**Try it:**
Each line of the data should be given again exactly.
++++ Data shown
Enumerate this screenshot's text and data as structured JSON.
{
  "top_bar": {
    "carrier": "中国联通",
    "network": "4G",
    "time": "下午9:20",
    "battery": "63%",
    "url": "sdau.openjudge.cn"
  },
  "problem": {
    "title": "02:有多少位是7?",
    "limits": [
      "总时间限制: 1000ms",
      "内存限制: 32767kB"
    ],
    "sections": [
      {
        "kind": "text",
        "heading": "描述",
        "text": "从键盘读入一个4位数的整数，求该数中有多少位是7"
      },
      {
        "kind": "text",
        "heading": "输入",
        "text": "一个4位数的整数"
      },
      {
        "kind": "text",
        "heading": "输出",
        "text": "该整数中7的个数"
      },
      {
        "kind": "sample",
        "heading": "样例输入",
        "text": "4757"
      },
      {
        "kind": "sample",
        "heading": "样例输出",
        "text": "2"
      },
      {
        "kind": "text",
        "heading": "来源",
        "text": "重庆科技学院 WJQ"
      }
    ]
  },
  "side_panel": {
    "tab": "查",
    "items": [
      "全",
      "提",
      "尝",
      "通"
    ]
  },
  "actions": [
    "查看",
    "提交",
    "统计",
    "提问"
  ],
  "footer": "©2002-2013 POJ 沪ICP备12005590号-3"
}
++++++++
**Task output:**
Enumerate this screenshot's text and data as structured JSON.
{
  "top_bar": {
    "carrier": "中国联通",
    "network": "4G",
    "time": "下午9:20",
    "battery": "63%",
    "url": "sdau.openjudge.cn"
  },
  "problem": {
    "title": "02:有多少位是7?",
    "limits": [
      "总时间限制: 1000ms",
      "内存限制: 32767kB"
    ],
    "sections": [
      {
        "kind": "text",
        "heading": "描述",
        "text": "从键盘读入一个4位数的整数，求该数中有多少位是7"
      },
      {
        "kind": "text",
        "heading": "输入",
        "text": "一个4位数的整数"
      },
      {
        "kind": "text",
        "heading": "输出",
        "text": "该整数中7的个数"
      },
      {
        "kind": "sample",
        "heading": "样例输入",
        "text": "4757"
      },
      {
        "kind": "sample",
        "heading": "样例输出",
        "text": "2"
      },
      {
        "kind": "text",
        "heading": "来源",
        "text": "重庆科技学院 WJQ"
      }
    ]
  },
  "side_panel": {
    "tab": "查",
    "items": [
      "全",
      "提",
      "尝",
      "通"
    ]
  },
  "actions": [
    "查看",
    "提交",
    "统计",
    "提问"
  ],
  "footer": "©2002-2013 POJ 沪ICP备12005590号-3"
}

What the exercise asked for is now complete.